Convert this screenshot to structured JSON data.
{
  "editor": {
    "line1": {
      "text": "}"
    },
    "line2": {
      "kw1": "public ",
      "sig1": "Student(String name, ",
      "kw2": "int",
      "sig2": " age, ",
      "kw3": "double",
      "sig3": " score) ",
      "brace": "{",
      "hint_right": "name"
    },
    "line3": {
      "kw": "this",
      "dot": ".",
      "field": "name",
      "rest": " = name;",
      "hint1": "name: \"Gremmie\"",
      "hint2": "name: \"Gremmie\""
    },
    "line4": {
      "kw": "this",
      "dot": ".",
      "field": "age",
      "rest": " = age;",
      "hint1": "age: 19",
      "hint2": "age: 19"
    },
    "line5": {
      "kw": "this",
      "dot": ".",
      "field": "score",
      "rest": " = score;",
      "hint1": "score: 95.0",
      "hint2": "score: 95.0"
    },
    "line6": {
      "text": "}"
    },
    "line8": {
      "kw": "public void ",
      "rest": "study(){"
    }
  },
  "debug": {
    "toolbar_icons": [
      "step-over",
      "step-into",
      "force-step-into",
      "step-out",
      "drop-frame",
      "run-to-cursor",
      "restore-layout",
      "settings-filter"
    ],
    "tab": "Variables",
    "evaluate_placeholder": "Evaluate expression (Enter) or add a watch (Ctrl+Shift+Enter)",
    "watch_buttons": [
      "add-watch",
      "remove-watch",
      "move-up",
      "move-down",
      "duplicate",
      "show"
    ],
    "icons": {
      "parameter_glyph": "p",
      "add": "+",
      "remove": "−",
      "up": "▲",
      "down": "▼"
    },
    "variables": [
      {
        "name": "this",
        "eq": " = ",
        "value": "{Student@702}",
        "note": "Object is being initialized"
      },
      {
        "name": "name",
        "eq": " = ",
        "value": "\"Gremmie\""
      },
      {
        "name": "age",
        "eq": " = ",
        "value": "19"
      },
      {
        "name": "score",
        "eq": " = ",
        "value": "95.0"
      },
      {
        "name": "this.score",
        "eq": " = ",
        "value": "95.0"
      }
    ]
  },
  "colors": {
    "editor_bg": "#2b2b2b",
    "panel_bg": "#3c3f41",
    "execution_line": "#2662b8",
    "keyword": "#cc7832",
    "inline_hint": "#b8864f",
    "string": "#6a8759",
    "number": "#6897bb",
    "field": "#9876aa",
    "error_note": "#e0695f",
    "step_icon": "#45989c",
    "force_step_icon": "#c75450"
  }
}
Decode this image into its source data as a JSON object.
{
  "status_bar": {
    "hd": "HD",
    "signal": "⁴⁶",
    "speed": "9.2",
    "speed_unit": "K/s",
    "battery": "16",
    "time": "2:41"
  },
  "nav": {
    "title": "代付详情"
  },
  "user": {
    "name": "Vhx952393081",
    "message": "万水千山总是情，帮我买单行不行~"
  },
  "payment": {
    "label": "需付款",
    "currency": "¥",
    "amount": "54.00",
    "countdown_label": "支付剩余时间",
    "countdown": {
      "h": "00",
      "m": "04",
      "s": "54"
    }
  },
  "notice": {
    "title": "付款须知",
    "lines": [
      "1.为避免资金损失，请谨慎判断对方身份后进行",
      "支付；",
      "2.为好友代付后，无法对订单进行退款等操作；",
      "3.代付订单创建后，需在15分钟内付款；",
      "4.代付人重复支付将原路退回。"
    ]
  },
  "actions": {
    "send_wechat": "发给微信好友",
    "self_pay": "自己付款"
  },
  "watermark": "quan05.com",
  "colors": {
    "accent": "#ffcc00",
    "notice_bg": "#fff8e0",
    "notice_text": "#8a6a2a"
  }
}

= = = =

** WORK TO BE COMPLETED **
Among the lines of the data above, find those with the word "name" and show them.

** SOLUTION FOR THIS TASK **
      "sig1": "Student(String name, ",
      "hint_right": "name"
      "field": "name",
      "rest": " = name;",
      "hint1": "name: \"Gremmie\"",
      "hint2": "name: \"Gremmie\""
        "name": "this",
        "name": "name",
        "name": "age",
        "name": "score",
        "name": "this.score",
    "name": "Vhx952393081",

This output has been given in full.